Their musical collaborator Ben Beer meanwhile was on an aeroplane bound for Australia where he was due to take part in a charity gig with Robbie Williams.
Then the pandemic struck, and all their plans came tumbling down.
“I was doing two gigs,” Ben recalls. “The first was cancelled mid-air and the second one was pulled pretty much as I arrived.”
As for Chatterton and Nixon, the husband-and-wife creative team behind the hugely popular annual Everyman rock ‘n’ roll panto, they were left with a new show with no venues or audience and wondering what to do next.
“We picked ourselves up pretty quickly,” writer Nixon says. “Partly for our own sanity.”
Once the scale of the Covid crisis became clear, the trio regrouped and decided to rework the original full-length production – which still exists as a separate entity - to create a new, shorter standalone version with a pared down cast of five.
Two sets of workshopped rehearsals at the Unity Theatre later, and the aptly titled The Show Must Go On is now set to receive its premiere in a two-week run at the Bombed Out Church starting on May 17.
The team are currently busy fundraising to help with production costs, and they already have a core cast secured, with rock ‘n’ roll panto favourites Adam Keast and Danny Burns all on board.
Above: Adam Keast. Photo by Robert Day. Top: Mark Chatterton, Sarah A Nixon and Ben Beer.
“We’ve worked with Adam for 17 years and I find it a very lovely understanding of how we all work together,” says co-writer Chatterton, who is also directing the ‘lavish spectacular’.
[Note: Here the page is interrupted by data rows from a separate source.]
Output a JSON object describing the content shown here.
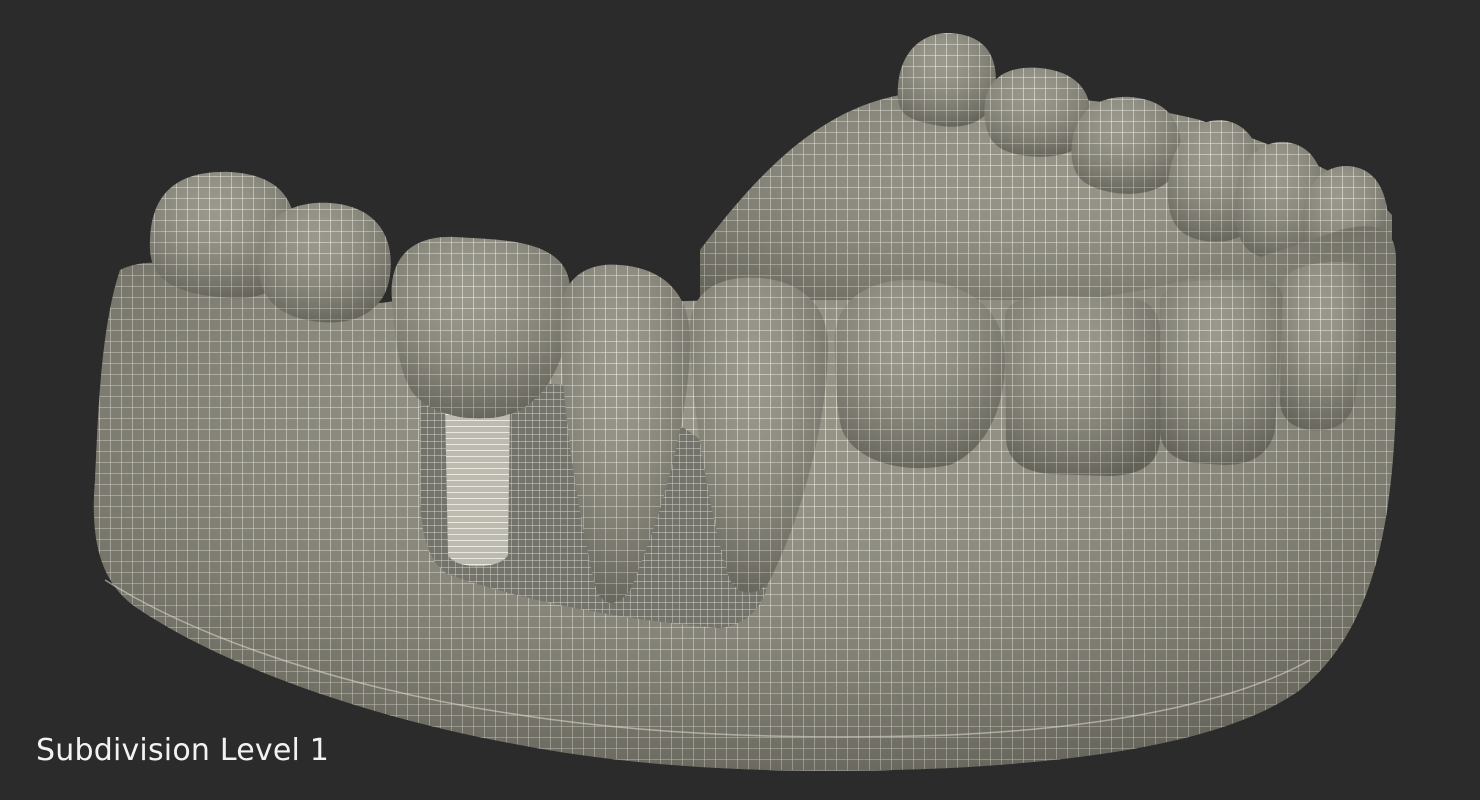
{
  "caption": "Subdivision Level 1",
  "colors": {
    "background": "#2b2b2b",
    "model_fill": "#8c8a7c",
    "model_shadow": "#5f5e55",
    "wire": "#f3f1e6",
    "caption": "#f2f2f2"
  },
  "model": {
    "subject": "dental-jaw-with-implant",
    "shading": "wireframe-on-shaded"
  }
}
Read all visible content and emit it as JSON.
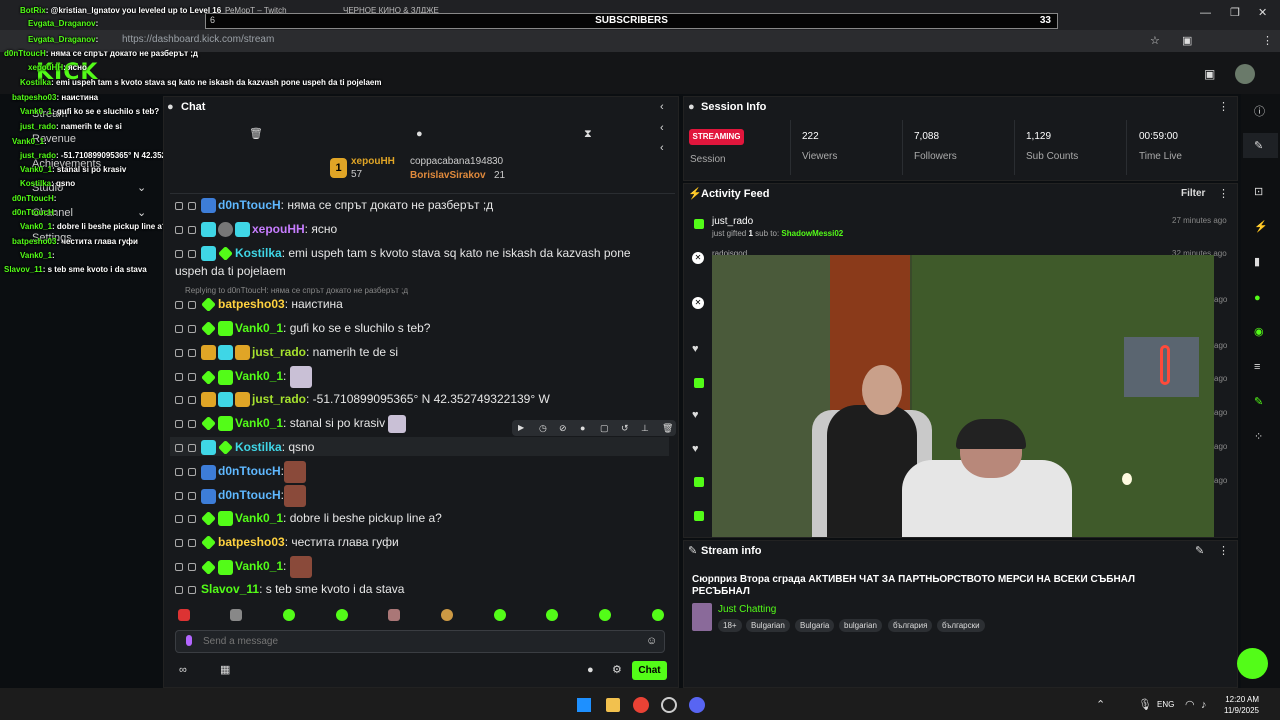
{
  "browser": {
    "tabs": [
      "РеМорТ – Twitch",
      "ЧЕРНОЕ КИНО & ЗЛДЖЕ"
    ],
    "url": "https://dashboard.kick.com/stream"
  },
  "subscribers_bar": {
    "left": "6",
    "label": "SUBSCRIBERS",
    "count": "33"
  },
  "overlay_chat": [
    {
      "user": "BotRix",
      "text": ": @kristian_lgnatov you leveled up to Level 16"
    },
    {
      "user": "Evgata_Draganov",
      "text": ":"
    },
    {
      "user": "Evgata_Draganov",
      "text": ":"
    },
    {
      "user": "d0nTtoucH",
      "text": ": няма се спрът докато не разберът ;д"
    },
    {
      "user": "xepouHH",
      "text": ": ясно"
    },
    {
      "user": "Kostilka",
      "text": ": emi uspeh tam s kvoto stava sq kato ne iskash da kazvash pone uspeh da ti pojelaem"
    },
    {
      "user": "batpesho03",
      "text": ": наистина"
    },
    {
      "user": "Vank0_1",
      "text": ": gufi ko se e sluchilo s teb?"
    },
    {
      "user": "just_rado",
      "text": ": namerih te de si"
    },
    {
      "user": "Vank0_1",
      "text": ":"
    },
    {
      "user": "just_rado",
      "text": ": -51.710899095365° N 42.352749322139° W"
    },
    {
      "user": "Vank0_1",
      "text": ": stanal si po krasiv"
    },
    {
      "user": "Kostilka",
      "text": ": qsno"
    },
    {
      "user": "d0nTtoucH",
      "text": ":"
    },
    {
      "user": "d0nTtoucH",
      "text": ":"
    },
    {
      "user": "Vank0_1",
      "text": ": dobre li beshe pickup line a?"
    },
    {
      "user": "batpesho03",
      "text": ": честита глава гуфи"
    },
    {
      "user": "Vank0_1",
      "text": ":"
    },
    {
      "user": "Slavov_11",
      "text": ": s teb sme kvoto i da stava"
    }
  ],
  "sidebar": [
    "Stream",
    "Revenue",
    "Achievements",
    "Studio",
    "Channel",
    "Settings"
  ],
  "chat": {
    "title": "Chat",
    "leaderboard": [
      {
        "name": "xepouHH",
        "count": "57"
      },
      {
        "name": "coppacabana1948",
        "count": "30"
      },
      {
        "name": "BorislavSirakov",
        "count": "21"
      }
    ],
    "messages": [
      {
        "user": "d0nTtoucH",
        "color": "#5fb8ff",
        "text": ": няма се спрът докато не разберът ;д"
      },
      {
        "user": "xepouHH",
        "color": "#c77dff",
        "text": ": ясно"
      },
      {
        "user": "Kostilka",
        "color": "#3fd6e6",
        "text": ": emi uspeh tam s kvoto stava sq kato ne iskash da kazvash pone",
        "cont": "uspeh da ti pojelaem"
      },
      {
        "user": "batpesho03",
        "color": "#ffd23f",
        "text": ": наистина",
        "reply": "Replying to d0nTtoucH: няма се спрът докато не разберът ;д"
      },
      {
        "user": "Vank0_1",
        "color": "#53fc18",
        "text": ": gufi ko se e sluchilo s teb?"
      },
      {
        "user": "just_rado",
        "color": "#a6e22e",
        "text": ": namerih te de si"
      },
      {
        "user": "Vank0_1",
        "color": "#53fc18",
        "text": ":"
      },
      {
        "user": "just_rado",
        "color": "#a6e22e",
        "text": ": -51.710899095365° N 42.352749322139° W"
      },
      {
        "user": "Vank0_1",
        "color": "#53fc18",
        "text": ": stanal si po krasiv"
      },
      {
        "user": "Kostilka",
        "color": "#3fd6e6",
        "text": ": qsno"
      },
      {
        "user": "d0nTtoucH",
        "color": "#5fb8ff",
        "text": ":"
      },
      {
        "user": "d0nTtoucH",
        "color": "#5fb8ff",
        "text": ":"
      },
      {
        "user": "Vank0_1",
        "color": "#53fc18",
        "text": ": dobre li beshe pickup line a?"
      },
      {
        "user": "batpesho03",
        "color": "#ffd23f",
        "text": ": честита глава гуфи"
      },
      {
        "user": "Vank0_1",
        "color": "#53fc18",
        "text": ":"
      },
      {
        "user": "Slavov_11",
        "color": "#53fc18",
        "text": ": s teb sme kvoto i da stava"
      }
    ],
    "input_placeholder": "Send a message",
    "send_label": "Chat"
  },
  "session": {
    "title": "Session Info",
    "status": "STREAMING",
    "status_label": "Session",
    "stats": [
      {
        "value": "222",
        "label": "Viewers"
      },
      {
        "value": "7,088",
        "label": "Followers"
      },
      {
        "value": "1,129",
        "label": "Sub Counts"
      },
      {
        "value": "00:59:00",
        "label": "Time Live"
      }
    ]
  },
  "activity": {
    "title": "Activity Feed",
    "filter_label": "Filter",
    "first": {
      "user": "just_rado",
      "pre": "just gifted",
      "count": "1",
      "mid": "sub to:",
      "target": "ShadowMessi02",
      "time": "27 minutes ago"
    },
    "second_user": "radoisgod",
    "second_time": "32 minutes ago",
    "times": [
      "ago",
      "ago",
      "ago",
      "ago",
      "ago",
      "ago"
    ]
  },
  "stream_info": {
    "title": "Stream info",
    "description": "Сюрприз Втора сграда АКТИВЕН ЧАТ ЗА ПАРТНЬОРСТВОТО МЕРСИ НА ВСЕКИ СЪБНАЛ РЕСЪБНАЛ",
    "category": "Just Chatting",
    "tags": [
      "18+",
      "Bulgarian",
      "Bulgaria",
      "bulgarian",
      "българия",
      "български"
    ]
  },
  "taskbar": {
    "lang": "ENG",
    "time": "12:20 AM",
    "date": "11/9/2025"
  }
}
Keast plays Gareth, a role written specifically for him. He's the Welsh director of a show which faces a series of catastrophic problems including missing set, props, costumes and even the orchestra – but like the troopers they are, he and the cast decide despite all the setbacks...the show must go on.
When we meet, it’s during the first week of autumn workshops, which for many turn out to be their first time in a rehearsal room for many months.
Keast laughs: “It’s the most people we’ve had in one room since March, and then from a standing start to throw yourself into…it’s fast paced and it’s multi-roling.
“We were all exhausted at the end of the first day and we’d only been sitting around a table reading!”
The project has been a huge learning curve for Chatterton and Nixon who are more used to working as part of a wider team which includes producers, stage managers and marketing specialists.
But, they say, friends and colleagues have been generous with their support as they navigate ‘uncharted territory’.
The Unity offered free rehearsal space, a producer friend helped them with drawing up a budget, and they have had support from venues like the Everyman where their regular panto had to be postponed last Christmas because of social distancing practicalities.
Above: Stephanie Hockley with Adam Keast and Danny Burns. Photo by Robert Day.
While the cast and staging of the show being premiered at St Luke’s Church in May might be more modest than the original full version, Beer points out that “we’ve done it with the same kind of vision we would if it was in a big theatre that was packed and none of this had ever happened.”
“As writers you have to be really flexible. I just didn’t realise you’d have to be flexible because of a pandemic!” Nixon jokes.
“But it’s quite empowering. You think, well if we can’t have a live band, we can’t have this, we can’t have that, what can we do?”
She adds: “There are massive sword fights in the original. The joy has been how do we create that with five people and no props? How do we create that enormous swashbuckling adventure?
“And actually, it works.”
Keast says: “It’s the anarchy and music and fun and all the things people would associate with what we do at Christmas. And we need some fun at the moment, we just do.”
And Chatterton agrees: “People want to laugh – people have missed laughing."
The Show Must Go On opens at St Luke’s, the Bombed Out Church, from May 17-30. Tickets HERE